Source information below:

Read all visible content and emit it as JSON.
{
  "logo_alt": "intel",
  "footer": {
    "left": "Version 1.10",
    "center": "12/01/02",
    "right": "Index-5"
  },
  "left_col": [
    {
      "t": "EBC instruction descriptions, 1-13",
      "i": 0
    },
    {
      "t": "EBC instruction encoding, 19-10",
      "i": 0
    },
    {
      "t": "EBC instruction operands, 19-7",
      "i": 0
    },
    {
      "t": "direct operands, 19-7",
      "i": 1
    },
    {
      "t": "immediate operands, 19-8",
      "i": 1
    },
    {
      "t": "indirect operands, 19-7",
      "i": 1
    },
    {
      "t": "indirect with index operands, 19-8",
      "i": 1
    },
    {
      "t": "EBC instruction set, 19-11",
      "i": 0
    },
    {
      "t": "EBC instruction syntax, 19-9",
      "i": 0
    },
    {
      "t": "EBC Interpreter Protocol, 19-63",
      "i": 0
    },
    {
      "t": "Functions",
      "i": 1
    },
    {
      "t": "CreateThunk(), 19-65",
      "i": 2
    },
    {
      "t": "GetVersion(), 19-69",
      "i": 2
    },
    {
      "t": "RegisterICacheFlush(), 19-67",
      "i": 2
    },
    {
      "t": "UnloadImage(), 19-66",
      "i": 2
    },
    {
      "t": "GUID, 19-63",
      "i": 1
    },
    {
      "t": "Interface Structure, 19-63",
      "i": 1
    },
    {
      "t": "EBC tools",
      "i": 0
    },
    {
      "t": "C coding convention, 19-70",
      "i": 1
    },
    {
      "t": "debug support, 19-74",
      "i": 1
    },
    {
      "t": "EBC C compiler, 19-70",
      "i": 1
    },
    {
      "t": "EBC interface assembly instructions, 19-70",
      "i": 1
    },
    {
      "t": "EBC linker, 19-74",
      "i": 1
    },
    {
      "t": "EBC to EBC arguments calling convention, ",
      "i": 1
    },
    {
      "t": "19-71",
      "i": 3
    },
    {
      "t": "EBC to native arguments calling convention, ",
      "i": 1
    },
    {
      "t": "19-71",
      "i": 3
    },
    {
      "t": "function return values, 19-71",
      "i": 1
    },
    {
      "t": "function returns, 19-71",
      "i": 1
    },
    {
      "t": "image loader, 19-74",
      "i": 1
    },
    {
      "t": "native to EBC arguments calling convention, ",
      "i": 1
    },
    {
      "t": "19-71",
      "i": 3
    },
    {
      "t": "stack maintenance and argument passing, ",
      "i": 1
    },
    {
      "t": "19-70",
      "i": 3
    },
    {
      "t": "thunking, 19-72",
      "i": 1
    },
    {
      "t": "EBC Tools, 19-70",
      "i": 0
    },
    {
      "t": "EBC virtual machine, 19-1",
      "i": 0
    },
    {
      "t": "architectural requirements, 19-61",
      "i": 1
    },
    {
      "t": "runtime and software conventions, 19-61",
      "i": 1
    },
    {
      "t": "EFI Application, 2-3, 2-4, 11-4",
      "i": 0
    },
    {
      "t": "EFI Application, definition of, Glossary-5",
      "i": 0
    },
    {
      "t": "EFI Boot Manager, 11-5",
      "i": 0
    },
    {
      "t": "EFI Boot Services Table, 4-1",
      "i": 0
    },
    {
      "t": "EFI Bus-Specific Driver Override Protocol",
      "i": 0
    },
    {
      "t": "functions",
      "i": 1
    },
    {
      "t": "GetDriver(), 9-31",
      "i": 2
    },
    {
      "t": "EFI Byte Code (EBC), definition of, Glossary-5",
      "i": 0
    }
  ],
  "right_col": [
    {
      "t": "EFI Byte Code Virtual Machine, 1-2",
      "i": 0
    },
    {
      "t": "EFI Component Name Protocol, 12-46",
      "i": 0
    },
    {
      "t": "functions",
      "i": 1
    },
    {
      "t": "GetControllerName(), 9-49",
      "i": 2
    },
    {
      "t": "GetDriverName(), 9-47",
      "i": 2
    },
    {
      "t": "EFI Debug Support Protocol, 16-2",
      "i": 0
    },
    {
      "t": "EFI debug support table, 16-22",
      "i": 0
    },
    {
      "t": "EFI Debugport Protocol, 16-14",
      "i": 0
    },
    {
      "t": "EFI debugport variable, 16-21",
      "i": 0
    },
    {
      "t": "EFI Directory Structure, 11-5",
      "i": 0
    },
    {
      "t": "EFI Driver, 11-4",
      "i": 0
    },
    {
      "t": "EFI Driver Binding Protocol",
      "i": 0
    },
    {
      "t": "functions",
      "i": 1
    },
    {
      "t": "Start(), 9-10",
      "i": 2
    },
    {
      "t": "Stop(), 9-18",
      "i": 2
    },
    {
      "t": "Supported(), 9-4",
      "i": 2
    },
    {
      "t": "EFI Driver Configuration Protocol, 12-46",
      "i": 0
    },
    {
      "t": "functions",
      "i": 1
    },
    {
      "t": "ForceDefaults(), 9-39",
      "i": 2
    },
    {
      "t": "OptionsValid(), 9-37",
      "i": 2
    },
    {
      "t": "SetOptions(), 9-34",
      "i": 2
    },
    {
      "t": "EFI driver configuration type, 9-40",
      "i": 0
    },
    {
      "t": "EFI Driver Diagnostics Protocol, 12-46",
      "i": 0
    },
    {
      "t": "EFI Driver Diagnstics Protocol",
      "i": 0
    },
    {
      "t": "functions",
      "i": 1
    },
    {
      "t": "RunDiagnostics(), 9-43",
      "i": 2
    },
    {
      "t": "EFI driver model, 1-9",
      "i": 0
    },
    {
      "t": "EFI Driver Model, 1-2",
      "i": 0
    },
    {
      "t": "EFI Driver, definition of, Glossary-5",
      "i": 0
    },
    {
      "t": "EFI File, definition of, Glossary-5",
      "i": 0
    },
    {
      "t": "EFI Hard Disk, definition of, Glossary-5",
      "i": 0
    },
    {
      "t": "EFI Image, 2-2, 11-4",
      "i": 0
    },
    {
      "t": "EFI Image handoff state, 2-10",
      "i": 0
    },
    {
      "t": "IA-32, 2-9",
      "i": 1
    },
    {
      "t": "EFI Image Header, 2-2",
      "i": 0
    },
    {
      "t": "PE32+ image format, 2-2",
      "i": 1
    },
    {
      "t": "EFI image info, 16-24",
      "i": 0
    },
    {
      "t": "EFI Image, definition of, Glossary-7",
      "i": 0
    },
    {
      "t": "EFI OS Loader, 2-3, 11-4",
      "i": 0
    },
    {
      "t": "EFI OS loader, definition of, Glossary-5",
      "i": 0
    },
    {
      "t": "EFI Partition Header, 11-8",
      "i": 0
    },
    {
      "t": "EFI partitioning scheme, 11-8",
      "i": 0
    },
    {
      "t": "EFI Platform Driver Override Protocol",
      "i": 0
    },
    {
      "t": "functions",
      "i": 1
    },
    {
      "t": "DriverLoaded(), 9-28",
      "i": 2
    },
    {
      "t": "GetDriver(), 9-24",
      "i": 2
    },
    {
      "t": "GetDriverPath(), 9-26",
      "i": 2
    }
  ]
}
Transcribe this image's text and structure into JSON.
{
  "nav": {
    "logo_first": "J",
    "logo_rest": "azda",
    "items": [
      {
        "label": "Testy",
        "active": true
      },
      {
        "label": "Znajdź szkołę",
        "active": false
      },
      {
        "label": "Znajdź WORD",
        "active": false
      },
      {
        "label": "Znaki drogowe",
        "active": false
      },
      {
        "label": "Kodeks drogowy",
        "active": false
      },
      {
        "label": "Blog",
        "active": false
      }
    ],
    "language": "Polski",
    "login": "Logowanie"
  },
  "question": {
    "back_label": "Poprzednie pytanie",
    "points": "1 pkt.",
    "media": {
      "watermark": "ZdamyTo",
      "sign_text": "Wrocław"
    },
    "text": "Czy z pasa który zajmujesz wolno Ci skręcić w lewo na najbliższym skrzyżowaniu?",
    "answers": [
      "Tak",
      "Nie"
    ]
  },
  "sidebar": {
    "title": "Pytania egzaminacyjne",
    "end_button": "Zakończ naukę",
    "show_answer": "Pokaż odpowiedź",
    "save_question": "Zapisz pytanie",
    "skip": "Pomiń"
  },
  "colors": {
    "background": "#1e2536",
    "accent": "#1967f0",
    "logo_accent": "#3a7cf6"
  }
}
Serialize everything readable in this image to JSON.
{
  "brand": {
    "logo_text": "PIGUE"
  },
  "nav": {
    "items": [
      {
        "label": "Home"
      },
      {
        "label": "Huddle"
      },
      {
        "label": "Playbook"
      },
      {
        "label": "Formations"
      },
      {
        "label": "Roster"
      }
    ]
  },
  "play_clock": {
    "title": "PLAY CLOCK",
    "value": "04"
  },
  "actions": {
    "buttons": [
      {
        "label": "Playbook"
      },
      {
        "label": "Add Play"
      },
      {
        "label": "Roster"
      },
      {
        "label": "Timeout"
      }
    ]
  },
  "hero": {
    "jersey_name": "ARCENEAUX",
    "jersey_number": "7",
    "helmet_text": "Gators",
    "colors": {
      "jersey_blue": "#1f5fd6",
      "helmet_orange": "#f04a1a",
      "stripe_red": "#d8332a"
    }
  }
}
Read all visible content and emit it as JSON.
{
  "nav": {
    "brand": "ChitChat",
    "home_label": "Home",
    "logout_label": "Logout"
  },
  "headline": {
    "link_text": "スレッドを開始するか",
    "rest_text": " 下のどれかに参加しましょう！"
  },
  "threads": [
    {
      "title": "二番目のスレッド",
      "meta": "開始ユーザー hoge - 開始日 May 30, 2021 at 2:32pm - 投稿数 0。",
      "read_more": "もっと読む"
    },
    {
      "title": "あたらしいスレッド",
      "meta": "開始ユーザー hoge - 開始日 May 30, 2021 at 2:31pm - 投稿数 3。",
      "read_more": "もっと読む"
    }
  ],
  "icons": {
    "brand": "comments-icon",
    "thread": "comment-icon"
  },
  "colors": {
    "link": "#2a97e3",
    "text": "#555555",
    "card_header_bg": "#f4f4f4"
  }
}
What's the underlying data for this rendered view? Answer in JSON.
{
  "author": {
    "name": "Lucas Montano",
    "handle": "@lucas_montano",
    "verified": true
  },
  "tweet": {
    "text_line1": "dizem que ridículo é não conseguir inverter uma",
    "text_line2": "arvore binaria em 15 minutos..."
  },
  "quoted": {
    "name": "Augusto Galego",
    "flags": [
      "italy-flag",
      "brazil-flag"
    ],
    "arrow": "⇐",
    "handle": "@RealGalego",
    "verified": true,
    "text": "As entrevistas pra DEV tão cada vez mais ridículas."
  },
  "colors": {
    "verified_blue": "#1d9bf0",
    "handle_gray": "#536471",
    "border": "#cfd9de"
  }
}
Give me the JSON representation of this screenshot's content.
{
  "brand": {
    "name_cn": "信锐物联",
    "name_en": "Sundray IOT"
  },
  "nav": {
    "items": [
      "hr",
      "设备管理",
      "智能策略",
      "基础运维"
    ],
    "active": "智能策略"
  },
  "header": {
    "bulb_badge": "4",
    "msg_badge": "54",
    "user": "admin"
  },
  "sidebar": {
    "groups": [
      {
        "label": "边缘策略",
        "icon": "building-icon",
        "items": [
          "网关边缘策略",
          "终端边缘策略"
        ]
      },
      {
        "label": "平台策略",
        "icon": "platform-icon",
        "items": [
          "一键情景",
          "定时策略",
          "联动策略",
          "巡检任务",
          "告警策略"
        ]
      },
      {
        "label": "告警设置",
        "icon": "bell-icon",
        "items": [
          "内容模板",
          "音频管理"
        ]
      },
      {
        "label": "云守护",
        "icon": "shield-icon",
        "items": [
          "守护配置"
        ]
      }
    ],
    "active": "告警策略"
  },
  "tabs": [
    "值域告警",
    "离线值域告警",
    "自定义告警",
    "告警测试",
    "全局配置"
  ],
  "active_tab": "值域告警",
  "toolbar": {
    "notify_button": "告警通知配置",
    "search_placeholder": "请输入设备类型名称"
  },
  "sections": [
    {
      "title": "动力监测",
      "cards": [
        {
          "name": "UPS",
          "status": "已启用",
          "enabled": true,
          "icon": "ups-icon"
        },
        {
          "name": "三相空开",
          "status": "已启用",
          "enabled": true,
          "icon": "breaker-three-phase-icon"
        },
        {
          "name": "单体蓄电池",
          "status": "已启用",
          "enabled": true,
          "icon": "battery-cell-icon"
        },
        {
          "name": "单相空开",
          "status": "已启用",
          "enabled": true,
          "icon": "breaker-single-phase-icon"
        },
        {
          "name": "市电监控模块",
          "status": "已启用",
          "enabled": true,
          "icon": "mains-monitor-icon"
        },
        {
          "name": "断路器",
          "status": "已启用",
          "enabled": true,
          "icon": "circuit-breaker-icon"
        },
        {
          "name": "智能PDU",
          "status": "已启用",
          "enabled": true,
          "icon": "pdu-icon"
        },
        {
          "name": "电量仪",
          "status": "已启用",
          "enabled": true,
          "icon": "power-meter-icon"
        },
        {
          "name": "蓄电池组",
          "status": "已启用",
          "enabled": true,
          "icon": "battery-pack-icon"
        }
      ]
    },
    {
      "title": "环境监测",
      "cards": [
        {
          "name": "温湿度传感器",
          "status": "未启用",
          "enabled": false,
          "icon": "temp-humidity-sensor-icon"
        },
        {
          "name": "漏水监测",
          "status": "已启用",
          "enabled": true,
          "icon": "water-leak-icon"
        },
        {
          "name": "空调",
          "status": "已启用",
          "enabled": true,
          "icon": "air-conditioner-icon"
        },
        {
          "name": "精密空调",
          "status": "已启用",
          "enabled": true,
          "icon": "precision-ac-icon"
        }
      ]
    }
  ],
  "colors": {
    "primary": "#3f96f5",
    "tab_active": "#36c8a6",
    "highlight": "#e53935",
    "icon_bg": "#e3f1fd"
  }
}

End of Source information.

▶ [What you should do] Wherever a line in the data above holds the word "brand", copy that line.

▶ [Task solution]
  "brand": {
    "brand": "ChitChat",
    "brand": "comments-icon",
  "brand": {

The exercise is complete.